Confession of the Lioness by Mia Couto
As The Confession of the Lioness opens, Mariama tells us that her sister Silência has become the most recent victim of a marauding lion. Her family is conflicted with traditional versus Christian beliefs. In the next chapter we hear from Archangel Bullseye who has the perfect name for a hunter. He makes it clear that he does not kill, that he hunts, and his allegiance is to those who pay him. Sixteen years earlier, their paths crossed when Archangel saved Mariama from the unwonted attentions of a local policeman.
Archangel has been hired to come to Kulumani to hunt the lioness which has killed so many. Once again he will cross paths with Mariama and her family. This personal connection is wrapped up with the dangers posed by hungry lions and the internecine wars that continue to rage throughout the region. These real dangers are complicated by the local beliefs, as espoused by a blind man, a seer. He says that lions cannot be killed by bullets. This superstition extends to the belief that men become animals and animals, men.

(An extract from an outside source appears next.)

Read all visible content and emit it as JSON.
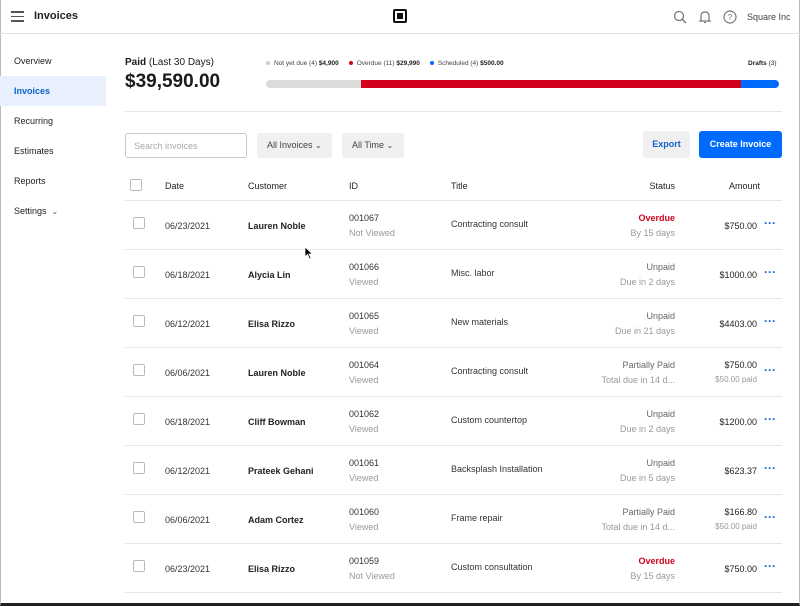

African proverbs head most sections. The key one states, “Blessed is the lion that the man will eat, for the lion will become human; and cursed is the man the lion will eat, for the lion will become human.” This reflects the underpinnings of the story. Magical realism, the acceptance of magic in the rational world, permeates the belief system of each character. Here, a natural, realistic setting is inhabited by something abnormal so that legends and folk values are an integral part of this remarkable story.

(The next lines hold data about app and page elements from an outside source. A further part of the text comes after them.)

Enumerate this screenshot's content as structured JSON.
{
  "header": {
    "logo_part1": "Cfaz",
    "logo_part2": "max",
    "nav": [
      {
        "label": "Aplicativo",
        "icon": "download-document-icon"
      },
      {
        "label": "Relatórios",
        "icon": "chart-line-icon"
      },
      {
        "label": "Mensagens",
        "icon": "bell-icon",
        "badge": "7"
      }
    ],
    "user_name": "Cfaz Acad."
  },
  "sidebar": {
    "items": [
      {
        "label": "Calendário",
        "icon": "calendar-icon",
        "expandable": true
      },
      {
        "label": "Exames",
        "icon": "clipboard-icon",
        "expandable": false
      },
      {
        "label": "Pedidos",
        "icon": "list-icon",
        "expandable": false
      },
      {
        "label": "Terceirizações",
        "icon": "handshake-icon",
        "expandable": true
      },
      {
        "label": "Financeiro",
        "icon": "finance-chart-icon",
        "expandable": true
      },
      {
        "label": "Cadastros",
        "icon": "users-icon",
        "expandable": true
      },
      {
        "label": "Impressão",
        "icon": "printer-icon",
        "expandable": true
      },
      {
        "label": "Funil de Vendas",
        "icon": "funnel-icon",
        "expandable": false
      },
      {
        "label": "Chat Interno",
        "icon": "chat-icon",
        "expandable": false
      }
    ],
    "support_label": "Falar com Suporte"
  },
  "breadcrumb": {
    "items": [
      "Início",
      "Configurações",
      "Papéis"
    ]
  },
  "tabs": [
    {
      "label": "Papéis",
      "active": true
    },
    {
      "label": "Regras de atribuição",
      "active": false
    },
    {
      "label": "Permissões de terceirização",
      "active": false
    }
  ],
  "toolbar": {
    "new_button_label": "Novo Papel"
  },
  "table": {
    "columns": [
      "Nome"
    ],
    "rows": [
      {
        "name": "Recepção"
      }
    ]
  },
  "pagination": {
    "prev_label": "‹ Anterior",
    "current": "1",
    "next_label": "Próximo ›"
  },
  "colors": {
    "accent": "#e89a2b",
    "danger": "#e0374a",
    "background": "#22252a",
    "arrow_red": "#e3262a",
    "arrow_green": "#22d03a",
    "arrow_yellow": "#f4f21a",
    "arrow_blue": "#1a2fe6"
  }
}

The Confession of the Lioness is based on a real experience in Couto’s life. In 2008 he spent more than two months in northern Mozambique with other environmental officers in an area where lions had killed more than twenty-six people. Hunters were hired and so many difficulties arose that the locals began to believe that it was the “inhabitants of the invisible world, where rifles and bullets were no use at all” that made it impossible to kill the lions. Ultimately, it was a legion of social conflicts that caused the difficulties, and the lions were finally eliminated.

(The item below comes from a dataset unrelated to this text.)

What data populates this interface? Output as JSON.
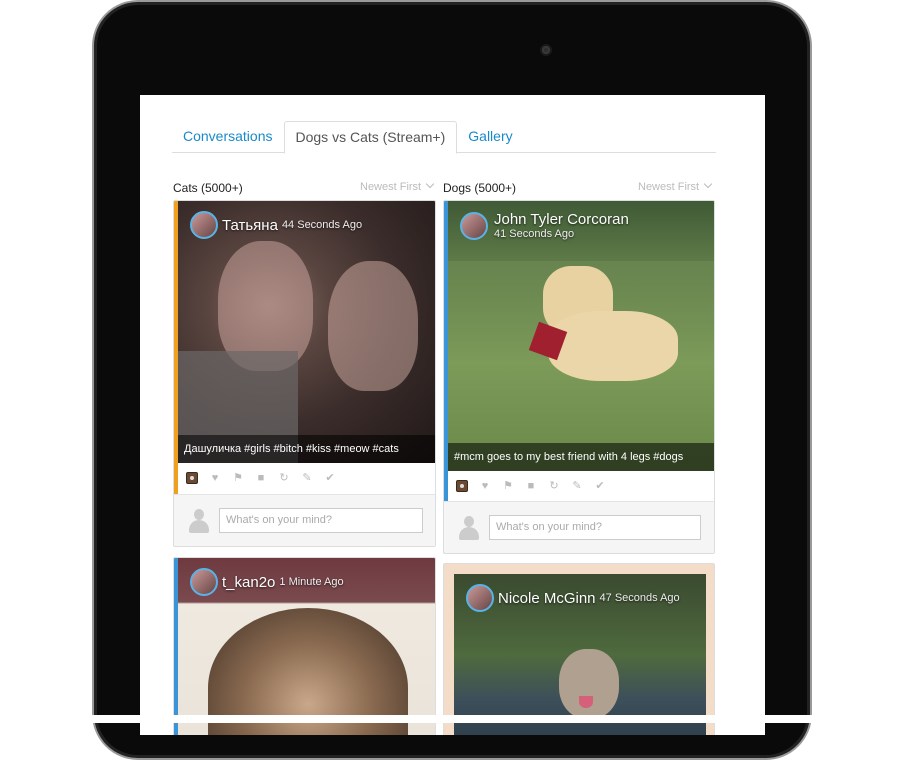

Mia Couto is one of the most prominent writers in Portuguese-speaking Africa. A prolific and popular author, he has written more than twenty books in Portuguese and seven in English. With a background in medicine and biology, he has worked as a journalist at a number of newspapers and magazines. He lives in Maputo and works as a biologist.